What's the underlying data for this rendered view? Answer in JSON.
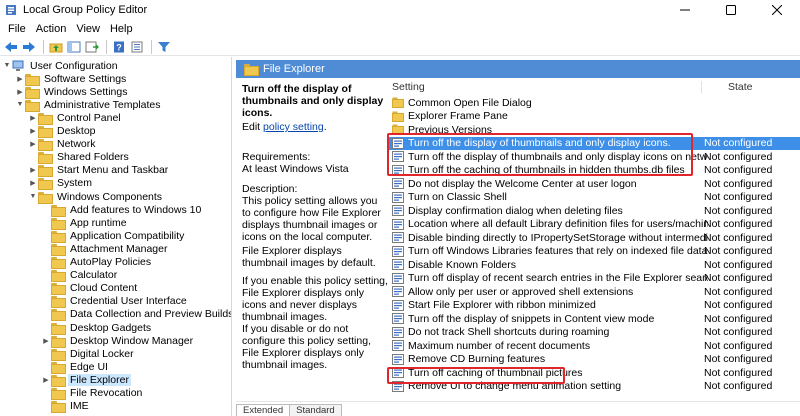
{
  "window": {
    "title": "Local Group Policy Editor"
  },
  "menu": [
    "File",
    "Action",
    "View",
    "Help"
  ],
  "tree": [
    {
      "label": "User Configuration",
      "indent": 0,
      "expanded": true,
      "icon": "computer"
    },
    {
      "label": "Software Settings",
      "indent": 1,
      "expanded": false
    },
    {
      "label": "Windows Settings",
      "indent": 1,
      "expanded": false
    },
    {
      "label": "Administrative Templates",
      "indent": 1,
      "expanded": true
    },
    {
      "label": "Control Panel",
      "indent": 2,
      "expanded": false
    },
    {
      "label": "Desktop",
      "indent": 2,
      "expanded": false
    },
    {
      "label": "Network",
      "indent": 2,
      "expanded": false
    },
    {
      "label": "Shared Folders",
      "indent": 2
    },
    {
      "label": "Start Menu and Taskbar",
      "indent": 2,
      "expanded": false
    },
    {
      "label": "System",
      "indent": 2,
      "expanded": false
    },
    {
      "label": "Windows Components",
      "indent": 2,
      "expanded": true
    },
    {
      "label": "Add features to Windows 10",
      "indent": 3
    },
    {
      "label": "App runtime",
      "indent": 3
    },
    {
      "label": "Application Compatibility",
      "indent": 3
    },
    {
      "label": "Attachment Manager",
      "indent": 3
    },
    {
      "label": "AutoPlay Policies",
      "indent": 3
    },
    {
      "label": "Calculator",
      "indent": 3
    },
    {
      "label": "Cloud Content",
      "indent": 3
    },
    {
      "label": "Credential User Interface",
      "indent": 3
    },
    {
      "label": "Data Collection and Preview Builds",
      "indent": 3
    },
    {
      "label": "Desktop Gadgets",
      "indent": 3
    },
    {
      "label": "Desktop Window Manager",
      "indent": 3,
      "expanded": false
    },
    {
      "label": "Digital Locker",
      "indent": 3
    },
    {
      "label": "Edge UI",
      "indent": 3
    },
    {
      "label": "File Explorer",
      "indent": 3,
      "expanded": false,
      "selected": true
    },
    {
      "label": "File Revocation",
      "indent": 3
    },
    {
      "label": "IME",
      "indent": 3
    }
  ],
  "pane": {
    "header": "File Explorer",
    "desc_title": "Turn off the display of thumbnails and only display icons.",
    "edit_prefix": "Edit ",
    "edit_link": "policy setting",
    "edit_suffix": ".",
    "req_label": "Requirements:",
    "req_value": "At least Windows Vista",
    "desc_label": "Description:",
    "desc_p1": "This policy setting allows you to configure how File Explorer displays thumbnail images or icons on the local computer.",
    "desc_p2": "File Explorer displays thumbnail images by default.",
    "desc_p3": "If you enable this policy setting, File Explorer displays only icons and never displays thumbnail images.",
    "desc_p4": "If you disable or do not configure this policy setting, File Explorer displays only thumbnail images."
  },
  "columns": {
    "setting": "Setting",
    "state": "State"
  },
  "settings": [
    {
      "name": "Common Open File Dialog",
      "type": "folder",
      "state": ""
    },
    {
      "name": "Explorer Frame Pane",
      "type": "folder",
      "state": ""
    },
    {
      "name": "Previous Versions",
      "type": "folder",
      "state": ""
    },
    {
      "name": "Turn off the display of thumbnails and only display icons.",
      "type": "policy",
      "state": "Not configured",
      "selected": true
    },
    {
      "name": "Turn off the display of thumbnails and only display icons on network folders",
      "type": "policy",
      "state": "Not configured"
    },
    {
      "name": "Turn off the caching of thumbnails in hidden thumbs.db files",
      "type": "policy",
      "state": "Not configured"
    },
    {
      "name": "Do not display the Welcome Center at user logon",
      "type": "policy",
      "state": "Not configured"
    },
    {
      "name": "Turn on Classic Shell",
      "type": "policy",
      "state": "Not configured"
    },
    {
      "name": "Display confirmation dialog when deleting files",
      "type": "policy",
      "state": "Not configured"
    },
    {
      "name": "Location where all default Library definition files for users/machines reside.",
      "type": "policy",
      "state": "Not configured"
    },
    {
      "name": "Disable binding directly to IPropertySetStorage without intermediate layers.",
      "type": "policy",
      "state": "Not configured"
    },
    {
      "name": "Turn off Windows Libraries features that rely on indexed file data",
      "type": "policy",
      "state": "Not configured"
    },
    {
      "name": "Disable Known Folders",
      "type": "policy",
      "state": "Not configured"
    },
    {
      "name": "Turn off display of recent search entries in the File Explorer search box",
      "type": "policy",
      "state": "Not configured"
    },
    {
      "name": "Allow only per user or approved shell extensions",
      "type": "policy",
      "state": "Not configured"
    },
    {
      "name": "Start File Explorer with ribbon minimized",
      "type": "policy",
      "state": "Not configured"
    },
    {
      "name": "Turn off the display of snippets in Content view mode",
      "type": "policy",
      "state": "Not configured"
    },
    {
      "name": "Do not track Shell shortcuts during roaming",
      "type": "policy",
      "state": "Not configured"
    },
    {
      "name": "Maximum number of recent documents",
      "type": "policy",
      "state": "Not configured"
    },
    {
      "name": "Remove CD Burning features",
      "type": "policy",
      "state": "Not configured"
    },
    {
      "name": "Turn off caching of thumbnail pictures",
      "type": "policy",
      "state": "Not configured"
    },
    {
      "name": "Remove UI to change menu animation setting",
      "type": "policy",
      "state": "Not configured"
    }
  ],
  "tabs": [
    "Extended",
    "Standard"
  ],
  "accent": {
    "header": "#4f8cd5",
    "selection": "#3d8fe8",
    "highlight": "#e0262b"
  }
}
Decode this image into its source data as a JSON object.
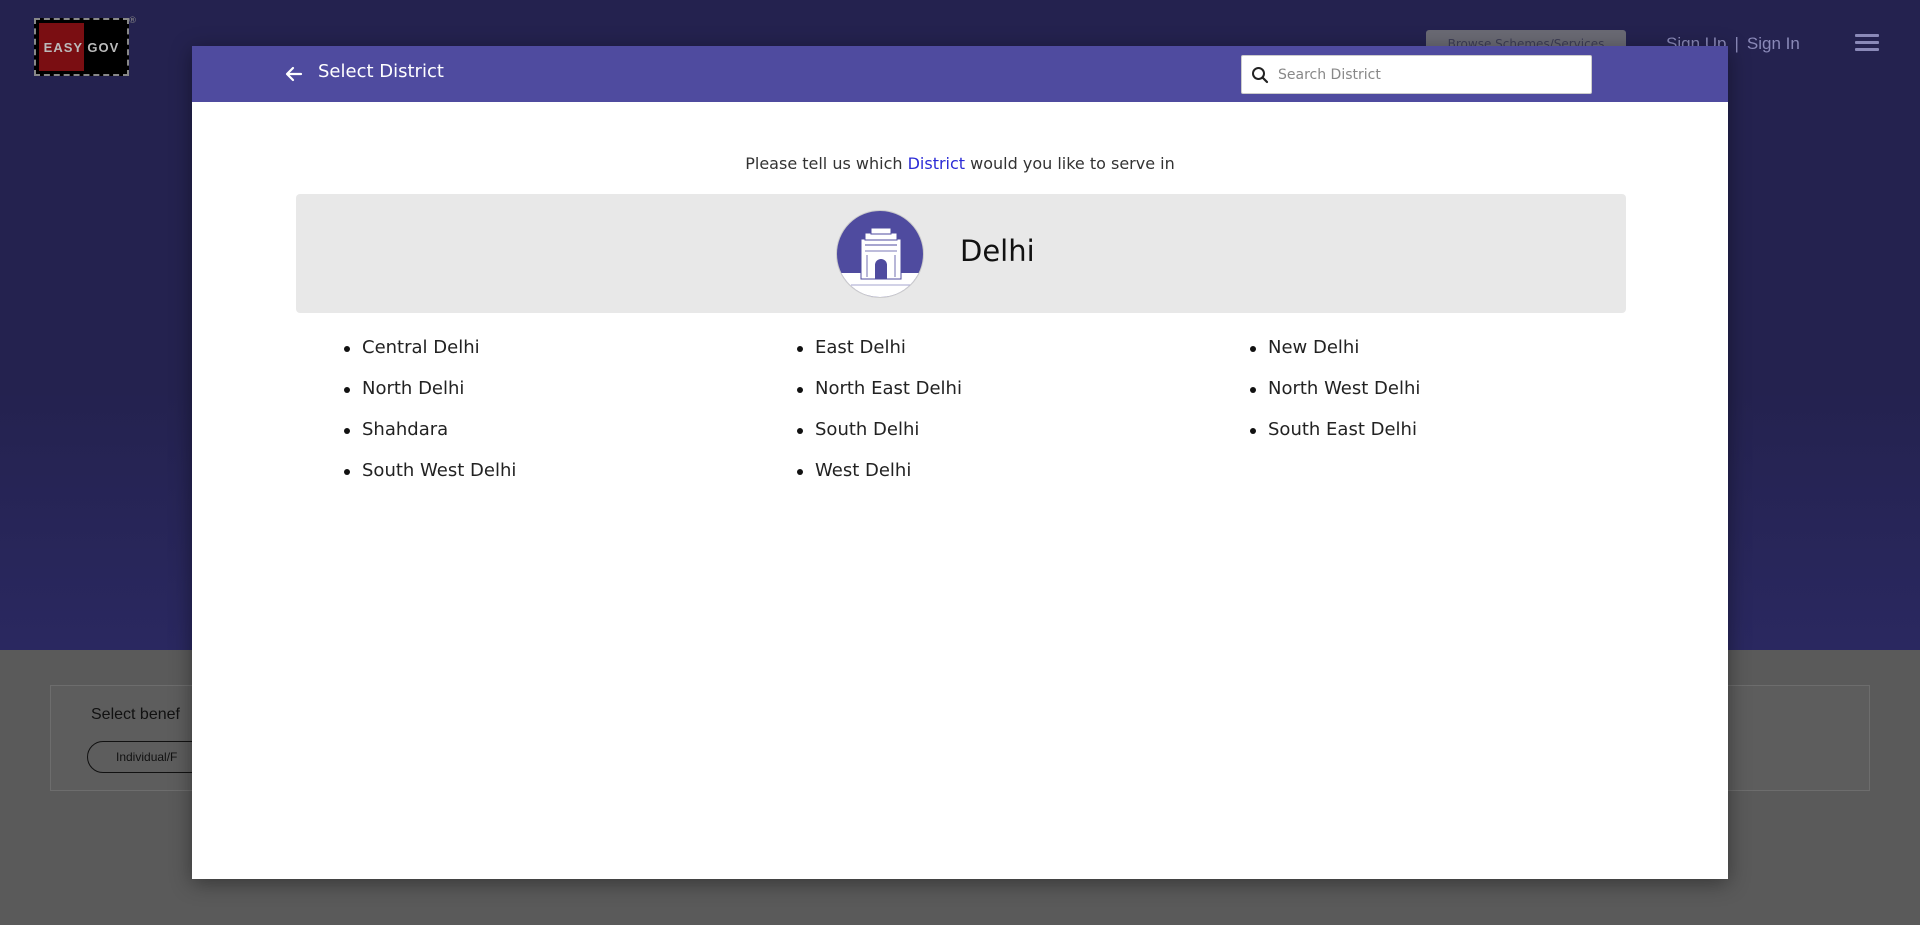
{
  "background": {
    "logo_text": "EASY GOV",
    "logo_reg": "®",
    "browse_label": "Browse Schemes/Services",
    "signup_label": "Sign Up",
    "separator": "|",
    "signin_label": "Sign In",
    "beneficiary_label": "Select benef",
    "beneficiary_pill": "Individual/F"
  },
  "modal": {
    "title": "Select District",
    "search_placeholder": "Search District",
    "prompt_before": "Please tell us which ",
    "prompt_highlight": "District",
    "prompt_after": " would you like to serve in",
    "state_name": "Delhi",
    "districts": [
      "Central Delhi",
      "East Delhi",
      "New Delhi",
      "North Delhi",
      "North East Delhi",
      "North West Delhi",
      "Shahdara",
      "South Delhi",
      "South East Delhi",
      "South West Delhi",
      "West Delhi"
    ]
  },
  "colors": {
    "header_purple": "#4f4b9f",
    "highlight_blue": "#2b2bd6",
    "banner_gray": "#e8e8e8"
  },
  "icons": {
    "back": "arrow-left-icon",
    "search": "search-icon",
    "state_emblem": "india-gate-icon",
    "menu": "hamburger-menu-icon"
  }
}
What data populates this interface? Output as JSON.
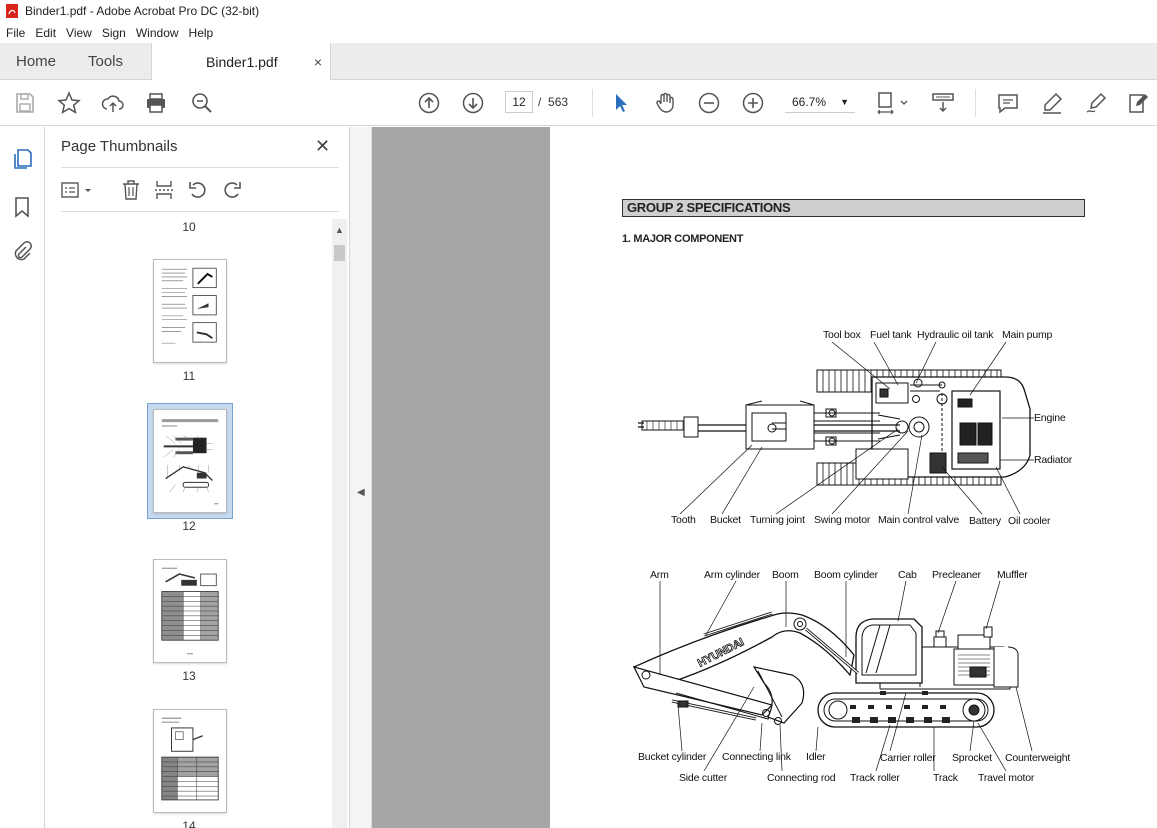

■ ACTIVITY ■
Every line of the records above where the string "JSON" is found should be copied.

■ WRITTEN SOLUTION ■
What's the underlying data for this rendered view? Answer in JSON.
Decode this image into its source data as a JSON object.
What data populates this interface? Output as JSON.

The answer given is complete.